- WORK ORDER
Show every line in the material below in which the string "FFFFFF" appears.

BEGIN DATA FOR PROCESSING

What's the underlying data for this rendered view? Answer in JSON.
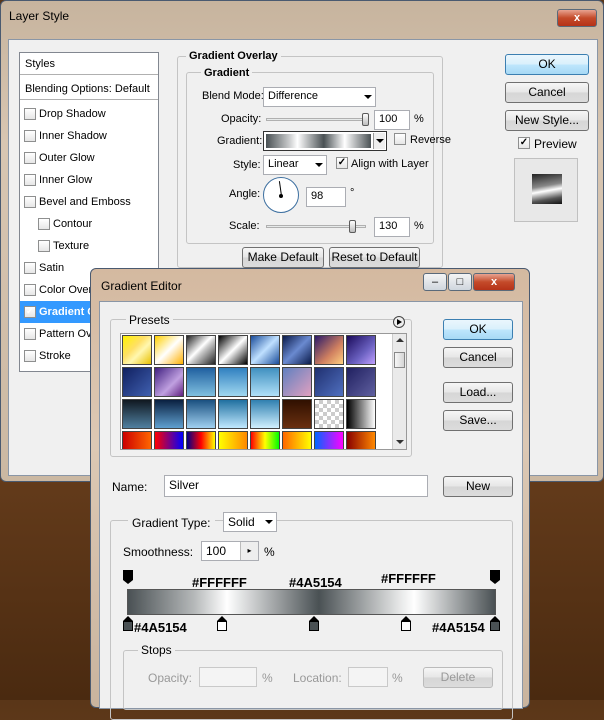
{
  "layer_style": {
    "title": "Layer Style",
    "styles_header": "Styles",
    "blending_options": "Blending Options: Default",
    "items": [
      {
        "label": "Drop Shadow",
        "checked": false,
        "indent": false
      },
      {
        "label": "Inner Shadow",
        "checked": false,
        "indent": false
      },
      {
        "label": "Outer Glow",
        "checked": false,
        "indent": false
      },
      {
        "label": "Inner Glow",
        "checked": false,
        "indent": false
      },
      {
        "label": "Bevel and Emboss",
        "checked": false,
        "indent": false
      },
      {
        "label": "Contour",
        "checked": false,
        "indent": true
      },
      {
        "label": "Texture",
        "checked": false,
        "indent": true
      },
      {
        "label": "Satin",
        "checked": false,
        "indent": false
      },
      {
        "label": "Color Overlay",
        "checked": false,
        "indent": false
      },
      {
        "label": "Gradient Overlay",
        "checked": true,
        "indent": false
      },
      {
        "label": "Pattern Overlay",
        "checked": false,
        "indent": false
      },
      {
        "label": "Stroke",
        "checked": false,
        "indent": false
      }
    ],
    "section_title": "Gradient Overlay",
    "group_title": "Gradient",
    "blend_mode_label": "Blend Mode:",
    "blend_mode_value": "Difference",
    "opacity_label": "Opacity:",
    "opacity_value": "100",
    "opacity_unit": "%",
    "opacity_fraction": 1.0,
    "gradient_label": "Gradient:",
    "reverse_label": "Reverse",
    "style_label": "Style:",
    "style_value": "Linear",
    "align_label": "Align with Layer",
    "angle_label": "Angle:",
    "angle_value": "98",
    "angle_unit": "°",
    "scale_label": "Scale:",
    "scale_value": "130",
    "scale_unit": "%",
    "scale_fraction": 0.87,
    "make_default": "Make Default",
    "reset_default": "Reset to Default",
    "ok": "OK",
    "cancel": "Cancel",
    "new_style": "New Style...",
    "preview_label": "Preview",
    "close_glyph": "x"
  },
  "gradient_editor": {
    "title": "Gradient Editor",
    "presets_label": "Presets",
    "ok": "OK",
    "cancel": "Cancel",
    "load": "Load...",
    "save": "Save...",
    "name_label": "Name:",
    "name_value": "Silver",
    "new_button": "New",
    "gradient_type_label": "Gradient Type:",
    "gradient_type_value": "Solid",
    "smoothness_label": "Smoothness:",
    "smoothness_value": "100",
    "smoothness_unit": "%",
    "hex_top_left": "#FFFFFF",
    "hex_top_mid": "#4A5154",
    "hex_top_right": "#FFFFFF",
    "hex_bottom_left": "#4A5154",
    "hex_bottom_right": "#4A5154",
    "stops_label": "Stops",
    "stop_opacity_label": "Opacity:",
    "stop_opacity_unit": "%",
    "stop_location_label": "Location:",
    "stop_location_unit": "%",
    "delete_button": "Delete",
    "min_glyph": "–",
    "max_glyph": "□",
    "close_glyph": "x",
    "colors": {
      "dark": "#4A5154",
      "light": "#FFFFFF"
    }
  }
}
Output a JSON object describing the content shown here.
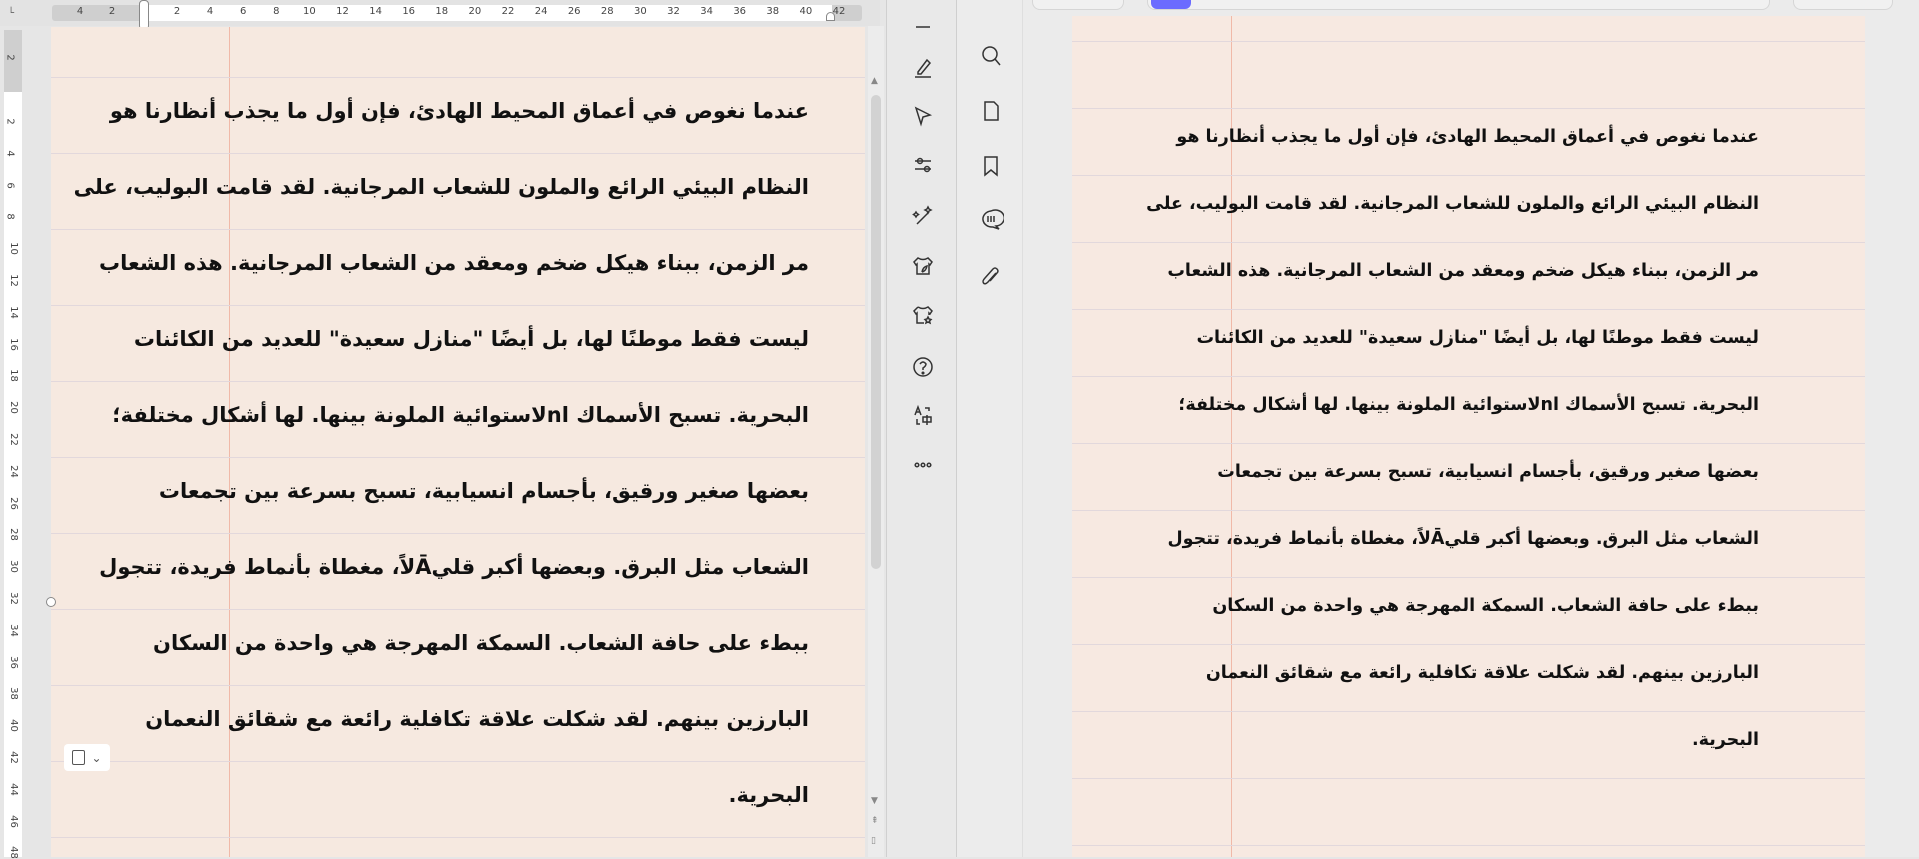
{
  "ruler": {
    "horizontal_left": [
      "4",
      "2"
    ],
    "horizontal": [
      "2",
      "4",
      "6",
      "8",
      "10",
      "12",
      "14",
      "16",
      "18",
      "20",
      "22",
      "24",
      "26",
      "28",
      "30",
      "32",
      "34",
      "36",
      "38",
      "40",
      "42"
    ],
    "vertical_top": "2",
    "vertical": [
      "2",
      "4",
      "6",
      "8",
      "10",
      "12",
      "14",
      "16",
      "18",
      "20",
      "22",
      "24",
      "26",
      "28",
      "30",
      "32",
      "34",
      "36",
      "38",
      "40",
      "42",
      "44",
      "46",
      "48"
    ]
  },
  "document": {
    "lines": [
      "عندما نغوص في أعماق المحيط الهادئ، فإن أول ما يجذب أنظارنا هو",
      "النظام البيئي الرائع والملون للشعاب المرجانية. لقد قامت البوليب، على",
      "مر الزمن، ببناء هيكل ضخم ومعقد من الشعاب المرجانية. هذه الشعاب",
      "ليست فقط موطنًا لها، بل أيضًا \"منازل سعيدة\" للعديد من الكائنات",
      "البحرية. تسبح الأسماك اnلاستوائية الملونة بينها. لها أشكال مختلفة؛",
      "بعضها صغير ورقيق، بأجسام انسيابية، تسبح بسرعة بين تجمعات",
      "الشعاب مثل البرق. وبعضها أكبر قليĀلاً، مغطاة بأنماط فريدة، تتجول",
      "ببطء على حافة الشعاب. السمكة المهرجة هي واحدة من السكان",
      "البارزين بينهم. لقد شكلت علاقة تكافلية رائعة مع شقائق النعمان",
      "البحرية."
    ]
  },
  "tools": {
    "left": [
      "minus-icon",
      "pen-icon",
      "cursor-icon",
      "sliders-icon",
      "magic-wand-icon",
      "shirt-leaf-icon",
      "shirt-star-icon",
      "help-icon",
      "translate-icon",
      "more-icon"
    ],
    "right": [
      "search-icon",
      "page-icon",
      "bookmark-icon",
      "comment-icon",
      "paperclip-icon"
    ]
  },
  "colors": {
    "page": "#f6e9e0",
    "margin": "#f0b9a8",
    "accent": "#6b6bff"
  }
}
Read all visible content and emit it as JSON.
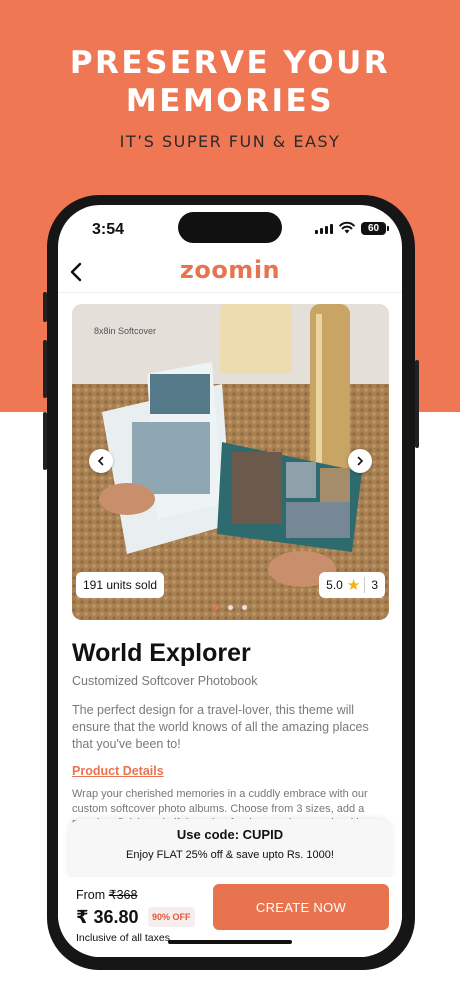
{
  "promo_header": {
    "headline_line1": "PRESERVE YOUR",
    "headline_line2": "MEMORIES",
    "subline": "IT’S SUPER FUN & EASY"
  },
  "status_bar": {
    "time": "3:54",
    "battery": "60",
    "icons": [
      "signal-icon",
      "wifi-icon",
      "battery-icon"
    ]
  },
  "nav": {
    "back_icon": "chevron-left-icon",
    "logo": "zoomin"
  },
  "product_image": {
    "tag": "8x8in Softcover",
    "units_sold": "191 units sold",
    "rating": "5.0",
    "review_count": "3",
    "carousel_dots": 3,
    "active_dot": 1
  },
  "product": {
    "title": "World Explorer",
    "subtitle": "Customized Softcover Photobook",
    "description": "The perfect design for a travel-lover, this theme will ensure that the world knows of all the amazing places that you've been to!",
    "details_link": "Product Details",
    "details_text": "Wrap your cherished memories in a cuddly embrace with our custom softcover photo albums. Choose from 3 sizes, add a premium finish and gift it so that fond memories remain with you forever."
  },
  "promo": {
    "code_line": "Use code: CUPID",
    "offer_line": "Enjoy FLAT 25% off & save upto Rs. 1000!"
  },
  "footer": {
    "from_label": "From",
    "original_price": "₹368",
    "price": "₹ 36.80",
    "discount": "90% OFF",
    "taxes": "Inclusive of all taxes",
    "cta": "CREATE NOW"
  },
  "colors": {
    "brand": "#e8734f",
    "header_bg": "#ef7754"
  }
}
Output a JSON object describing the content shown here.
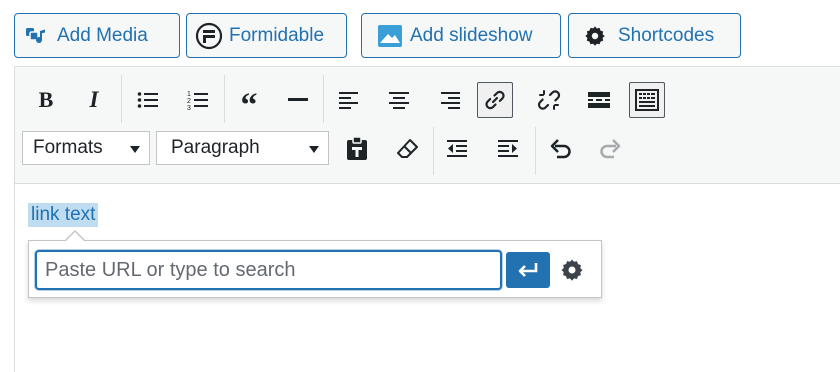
{
  "media_buttons": {
    "add_media": "Add Media",
    "formidable": "Formidable",
    "add_slideshow": "Add slideshow",
    "shortcodes": "Shortcodes"
  },
  "toolbar": {
    "bold_glyph": "B",
    "italic_glyph": "I",
    "quote_glyph": "“",
    "formats_select": "Formats",
    "paragraph_select": "Paragraph"
  },
  "content": {
    "link_text": "link text"
  },
  "link_popup": {
    "url_placeholder": "Paste URL or type to search",
    "url_value": ""
  },
  "colors": {
    "accent": "#2271b1",
    "link_highlight": "#bfdcf0",
    "toolbar_bg": "#f6f7f7",
    "icon": "#1d2327",
    "disabled_icon": "#a7aaad"
  },
  "icons": [
    "add-media-icon",
    "formidable-logo-icon",
    "slideshow-icon",
    "gear-icon",
    "bulleted-list-icon",
    "numbered-list-icon",
    "blockquote-icon",
    "horizontal-line-icon",
    "align-left-icon",
    "align-center-icon",
    "align-right-icon",
    "insert-link-icon",
    "remove-link-icon",
    "read-more-icon",
    "toolbar-toggle-icon",
    "paste-as-text-icon",
    "clear-formatting-icon",
    "outdent-icon",
    "indent-icon",
    "undo-icon",
    "redo-icon",
    "enter-arrow-icon",
    "link-options-gear-icon"
  ]
}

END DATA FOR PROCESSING

- SOLUTION FOR THIS EXERCISE
    "hex_top_left": "#FFFFFF",
    "hex_top_right": "#FFFFFF",
      "light": "#FFFFFF"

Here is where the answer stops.